Developing and Building Teams - Encouraging and building mutual trust, respect, and cooperation among team members.

Guiding, Directing, and Motivating Subordinates - Providing guidance and direction to subordinates, including setting performance standards and monitoring performance.

Communicating with Persons Outside Organization - Communicating with people outside the organization, representing the organization to customers, the public, government, and other external sources.

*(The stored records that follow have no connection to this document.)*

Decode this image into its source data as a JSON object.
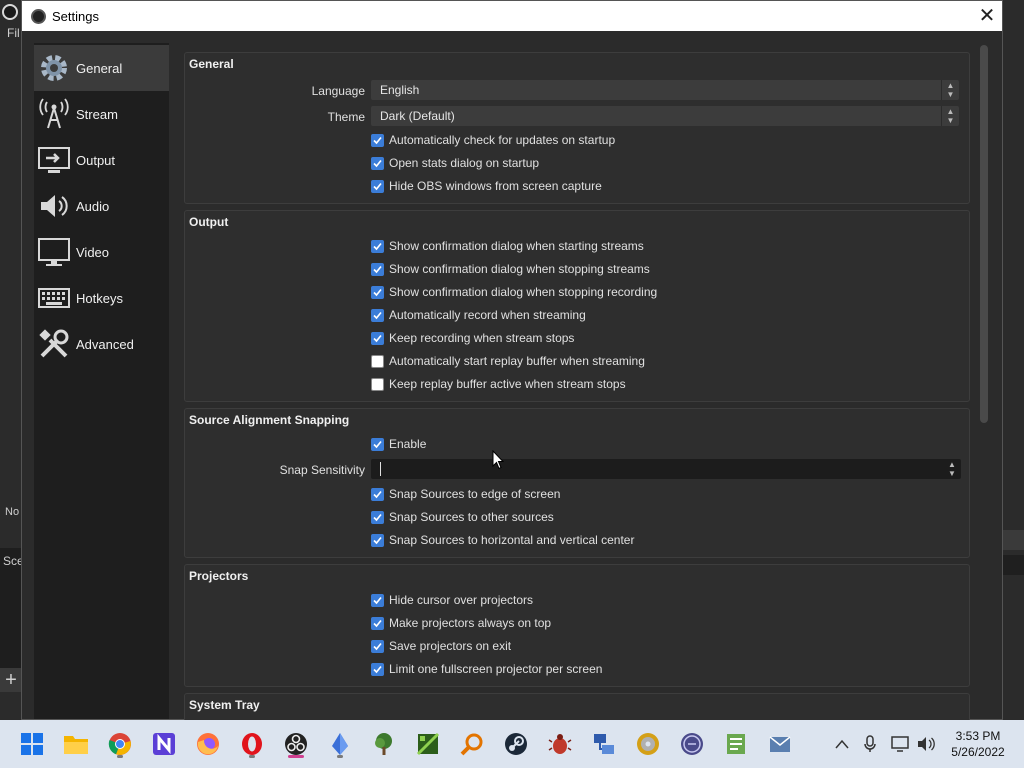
{
  "background_window": {
    "menu_partial": "Fil",
    "label_no": "No",
    "label_sce": "Sce",
    "add_symbol": "+"
  },
  "dialog": {
    "title": "Settings",
    "close_symbol": "✕"
  },
  "sidebar": {
    "items": [
      {
        "label": "General",
        "icon": "gear-icon",
        "active": true
      },
      {
        "label": "Stream",
        "icon": "antenna-icon"
      },
      {
        "label": "Output",
        "icon": "output-monitor-icon"
      },
      {
        "label": "Audio",
        "icon": "speaker-icon"
      },
      {
        "label": "Video",
        "icon": "monitor-icon"
      },
      {
        "label": "Hotkeys",
        "icon": "keyboard-icon"
      },
      {
        "label": "Advanced",
        "icon": "tools-icon"
      }
    ]
  },
  "general": {
    "title": "General",
    "language_label": "Language",
    "language_value": "English",
    "theme_label": "Theme",
    "theme_value": "Dark (Default)",
    "checks": [
      {
        "label": "Automatically check for updates on startup",
        "checked": true
      },
      {
        "label": "Open stats dialog on startup",
        "checked": true
      },
      {
        "label": "Hide OBS windows from screen capture",
        "checked": true
      }
    ]
  },
  "output": {
    "title": "Output",
    "checks": [
      {
        "label": "Show confirmation dialog when starting streams",
        "checked": true
      },
      {
        "label": "Show confirmation dialog when stopping streams",
        "checked": true
      },
      {
        "label": "Show confirmation dialog when stopping recording",
        "checked": true
      },
      {
        "label": "Automatically record when streaming",
        "checked": true
      },
      {
        "label": "Keep recording when stream stops",
        "checked": true
      },
      {
        "label": "Automatically start replay buffer when streaming",
        "checked": false
      },
      {
        "label": "Keep replay buffer active when stream stops",
        "checked": false
      }
    ]
  },
  "snapping": {
    "title": "Source Alignment Snapping",
    "enable_label": "Enable",
    "enable_checked": true,
    "sensitivity_label": "Snap Sensitivity",
    "sensitivity_value": "",
    "checks": [
      {
        "label": "Snap Sources to edge of screen",
        "checked": true
      },
      {
        "label": "Snap Sources to other sources",
        "checked": true
      },
      {
        "label": "Snap Sources to horizontal and vertical center",
        "checked": true
      }
    ]
  },
  "projectors": {
    "title": "Projectors",
    "checks": [
      {
        "label": "Hide cursor over projectors",
        "checked": true
      },
      {
        "label": "Make projectors always on top",
        "checked": true
      },
      {
        "label": "Save projectors on exit",
        "checked": true
      },
      {
        "label": "Limit one fullscreen projector per screen",
        "checked": true
      }
    ]
  },
  "system_tray": {
    "title": "System Tray"
  },
  "taskbar": {
    "apps": [
      {
        "name": "start-menu-icon",
        "color": "#1a73e8"
      },
      {
        "name": "file-explorer-icon",
        "color": "#f4b400"
      },
      {
        "name": "chrome-icon",
        "color": "#db4437",
        "running": true
      },
      {
        "name": "notion-n-icon",
        "color": "#5b3fd6"
      },
      {
        "name": "firefox-icon",
        "color": "#ff7139"
      },
      {
        "name": "opera-icon",
        "color": "#e1141c",
        "running": true
      },
      {
        "name": "obs-icon",
        "color": "#222222",
        "active": true
      },
      {
        "name": "crystal-app-icon",
        "color": "#3a6fd8",
        "running": true
      },
      {
        "name": "tree-app-icon",
        "color": "#3d7a2e"
      },
      {
        "name": "minecraft-app-icon",
        "color": "#4aa02c"
      },
      {
        "name": "search-magnifier-icon",
        "color": "#e37400"
      },
      {
        "name": "steam-icon",
        "color": "#1b2838"
      },
      {
        "name": "beetle-app-icon",
        "color": "#c0392b"
      },
      {
        "name": "network-app-icon",
        "color": "#2e5aac"
      },
      {
        "name": "disc-app-icon",
        "color": "#d4a017"
      },
      {
        "name": "moon-app-icon",
        "color": "#4a4a8a"
      },
      {
        "name": "notepad-app-icon",
        "color": "#6aa84f"
      },
      {
        "name": "mail-app-icon",
        "color": "#5a7fb0"
      }
    ],
    "clock_time": "3:53 PM",
    "clock_date": "5/26/2022"
  },
  "colors": {
    "accent": "#3b7dd8",
    "dialog_bg": "#2b2b2b",
    "sidebar_bg": "#1e1e1e",
    "taskbar_bg": "#dce4ef"
  }
}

This information can be exchanged in person, in writing, or by telephone or e-mail.

Monitor Processes, Materials, or Surroundings - Monitoring and reviewing information from materials, events, or the environment, to detect or assess problems.

Developing Objectives and Strategies - Establishing long-range objectives and specifying the strategies and actions to achieve them.

Inspecting Equipment, Structures, or Material - Inspecting equipment, structures, or materials to identify the cause of errors or other problems or defects.

Performing Administrative Activities - Performing day-to-day administrative tasks such as maintaining information files and processing paperwork.

Documenting/Recording Information - Entering, transcribing, recording, storing, or maintaining information in written or electronic/magnetic form.

Training and Teaching Others - Identifying the educational needs of others, developing formal educational or training programs or classes, and teaching or instructing others.

Coaching and Developing Others - Identifying the developmental needs of others and coaching, mentoring, or otherwise helping others to improve their knowledge or skills.

Handling and Moving Objects - Using hands and arms in handling, installing, positioning, and moving materials, and manipulating things.

Resolving Conflicts and Negotiating with Others - Handling complaints, settling disputes, and resolving grievances and conflicts, or otherwise negotiating with others.

Analyzing Data or Information - Identifying the underlying principles, reasons, or facts of information by breaking down information or data into separate parts.

Processing Information - Compiling, coding, categorizing, calculating, tabulating, auditing, or verifying information or data.

Evaluating Information to Determine Compliance with Standards - Using relevant information and individual judgment to determine whether events or processes comply with laws, regulations, or standards.

Performing General Physical Activities - Performing physical activities that require considerable use of your arms and legs and moving your whole body, such as climbing, lifting, balancing, walking, stooping, and handling of materials.

Selling or Influencing Others - Convincing others to buy merchandise/goods or to otherwise change their minds or actions.

Provide Consultation and Advice to Others - Providing guidance and expert advice to management or other groups on technical, systems-, or process-related topics.

Staffing Organizational Units - Recruiting, interviewing, selecting, hiring, and promoting employees in an organization.

Performing for or Working Directly with the Public - Performing for people or dealing directly with the public. This includes serving customers in restaurants and stores, and receiving clients or guests.

Controlling Machines and Processes - Using either control mechanisms or direct physical activity to operate machines or processes (not including computers or vehicles).

Holland Code Chart for a Set and Exhibit Designer